Task data →
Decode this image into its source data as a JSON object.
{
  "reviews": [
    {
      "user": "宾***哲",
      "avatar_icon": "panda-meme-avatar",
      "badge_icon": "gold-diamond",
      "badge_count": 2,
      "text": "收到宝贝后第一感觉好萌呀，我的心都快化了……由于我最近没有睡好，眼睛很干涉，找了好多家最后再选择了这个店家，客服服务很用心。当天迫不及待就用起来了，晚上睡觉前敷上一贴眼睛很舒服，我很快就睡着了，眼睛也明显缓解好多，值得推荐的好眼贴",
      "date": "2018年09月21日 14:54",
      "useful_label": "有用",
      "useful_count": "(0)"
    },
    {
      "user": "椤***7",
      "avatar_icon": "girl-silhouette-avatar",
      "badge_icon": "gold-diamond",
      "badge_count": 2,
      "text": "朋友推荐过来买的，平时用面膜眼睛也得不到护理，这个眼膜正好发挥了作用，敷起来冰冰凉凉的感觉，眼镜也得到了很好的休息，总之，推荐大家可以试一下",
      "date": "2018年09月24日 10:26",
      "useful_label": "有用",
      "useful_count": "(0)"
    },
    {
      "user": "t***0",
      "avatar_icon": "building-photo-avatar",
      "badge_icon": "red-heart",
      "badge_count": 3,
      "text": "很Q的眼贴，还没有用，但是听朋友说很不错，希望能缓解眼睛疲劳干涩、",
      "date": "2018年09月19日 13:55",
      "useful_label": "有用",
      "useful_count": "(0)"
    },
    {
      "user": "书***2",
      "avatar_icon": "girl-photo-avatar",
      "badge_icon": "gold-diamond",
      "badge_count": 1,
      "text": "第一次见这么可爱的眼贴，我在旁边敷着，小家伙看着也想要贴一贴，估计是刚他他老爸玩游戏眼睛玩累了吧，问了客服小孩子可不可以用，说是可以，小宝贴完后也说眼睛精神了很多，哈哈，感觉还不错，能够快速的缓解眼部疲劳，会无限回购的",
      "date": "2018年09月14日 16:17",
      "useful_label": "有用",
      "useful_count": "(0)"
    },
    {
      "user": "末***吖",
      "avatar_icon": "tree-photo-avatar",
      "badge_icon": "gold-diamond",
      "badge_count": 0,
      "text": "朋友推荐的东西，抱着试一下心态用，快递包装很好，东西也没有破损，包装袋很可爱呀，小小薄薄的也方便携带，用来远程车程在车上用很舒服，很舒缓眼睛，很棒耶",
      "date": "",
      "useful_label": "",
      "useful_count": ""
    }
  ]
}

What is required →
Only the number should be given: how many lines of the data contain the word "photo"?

Completed exercise →
3